While driving in the car with my son, I had to give way to an ambulance that was headed just a couple of blocks ahead of where we were. There had been an accident. No one was hurt, but I was able to infer that a cyclist had been hit by a car; a Jeep Liberty to be precise. As we drove past the accident my son stated that he, and i quote, LOVES seeing accidents. I needed to understand why, and so I asked. His explanation made sense, he said the accidents made him ask questions and therefore he learned new things. He said he found it ‘interesting’. It was then and there that I said, oh no, he’ll be one of those. He’ll be the cause of so many episodes of road rage. He’ll make people late. He’ll be a professional rubber necker.

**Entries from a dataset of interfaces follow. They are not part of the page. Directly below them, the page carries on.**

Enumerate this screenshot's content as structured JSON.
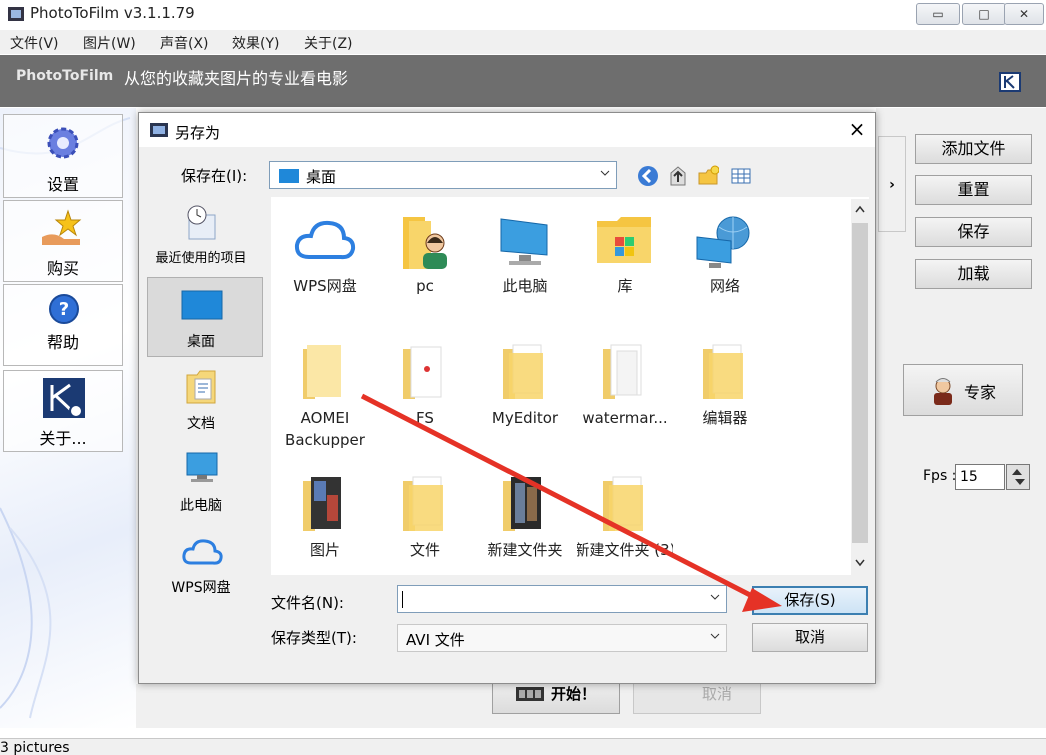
{
  "window": {
    "title": "PhotoToFilm v3.1.1.79",
    "minimize_label": "▭",
    "maximize_label": "□",
    "close_label": "✕"
  },
  "menu": [
    "文件(V)",
    "图片(W)",
    "声音(X)",
    "效果(Y)",
    "关于(Z)"
  ],
  "banner": {
    "brand": "PhotoToFilm",
    "slogan": "从您的收藏夹图片的专业看电影"
  },
  "sidebar": {
    "items": [
      {
        "label": "设置",
        "icon": "gear-icon"
      },
      {
        "label": "购买",
        "icon": "buy-icon"
      },
      {
        "label": "帮助",
        "icon": "help-icon"
      },
      {
        "label": "关于...",
        "icon": "app-logo-icon"
      }
    ]
  },
  "right_panel": {
    "buttons": [
      "添加文件",
      "重置",
      "保存",
      "加载"
    ],
    "expert_label": "专家",
    "fps_label": "Fps :",
    "fps_value": "15"
  },
  "bottom": {
    "start_label": "开始！",
    "cancel_label": "取消"
  },
  "status": {
    "text": "3 pictures"
  },
  "dialog": {
    "title": "另存为",
    "save_in_label": "保存在(I):",
    "save_in_value": "桌面",
    "places": [
      {
        "label": "最近使用的项目",
        "icon": "recent-icon"
      },
      {
        "label": "桌面",
        "icon": "desktop-icon"
      },
      {
        "label": "文档",
        "icon": "documents-icon"
      },
      {
        "label": "此电脑",
        "icon": "computer-icon"
      },
      {
        "label": "WPS网盘",
        "icon": "cloud-icon"
      }
    ],
    "files": [
      {
        "label": "WPS网盘",
        "icon": "cloud-icon"
      },
      {
        "label": "pc",
        "icon": "user-folder-icon"
      },
      {
        "label": "此电脑",
        "icon": "computer-icon"
      },
      {
        "label": "库",
        "icon": "library-icon"
      },
      {
        "label": "网络",
        "icon": "network-icon"
      },
      {
        "label": "AOMEI Backupper",
        "icon": "folder-icon"
      },
      {
        "label": "FS",
        "icon": "folder-icon"
      },
      {
        "label": "MyEditor",
        "icon": "folder-icon"
      },
      {
        "label": "watermar...",
        "icon": "folder-icon"
      },
      {
        "label": "编辑器",
        "icon": "folder-icon"
      },
      {
        "label": "图片",
        "icon": "pictures-folder-icon"
      },
      {
        "label": "文件",
        "icon": "folder-icon"
      },
      {
        "label": "新建文件夹",
        "icon": "folder-icon"
      },
      {
        "label": "新建文件夹 (3)",
        "icon": "folder-icon"
      }
    ],
    "filename_label": "文件名(N):",
    "filename_value": "",
    "filetype_label": "保存类型(T):",
    "filetype_value": "AVI 文件",
    "save_label": "保存(S)",
    "cancel_label": "取消",
    "colors": {
      "accent": "#3c7fb1",
      "arrow": "#e53226",
      "folder": "#f5d77a"
    }
  }
}
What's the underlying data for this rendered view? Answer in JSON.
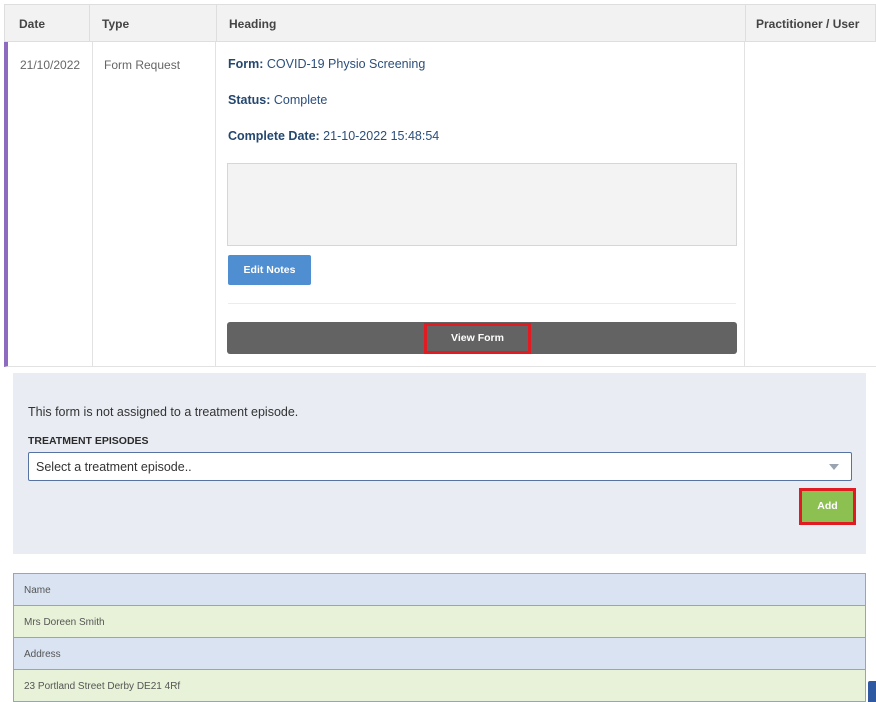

I needed some piece of mind. I asked if he wanted to work on an ambulance. I was promptly reminded that his desire to be an astronaut hasn’t changed, and that I shouldn’t worry about missing him because perhaps we’d be able to communicate while he’s on a mission to the moon. He said that, maybe, I could track him on my computer the same way we track Santa. At the very least, I should be excited to hear everything he would have to tell me about the journey and the moon when he returns.

My son is a dreamer. My son feels that he can be whatever he wants to be. My son is confident and persistent. My son will achieve anything he sets his mind on. So what if he causes a bit of traffic? Today, I am a happy momma.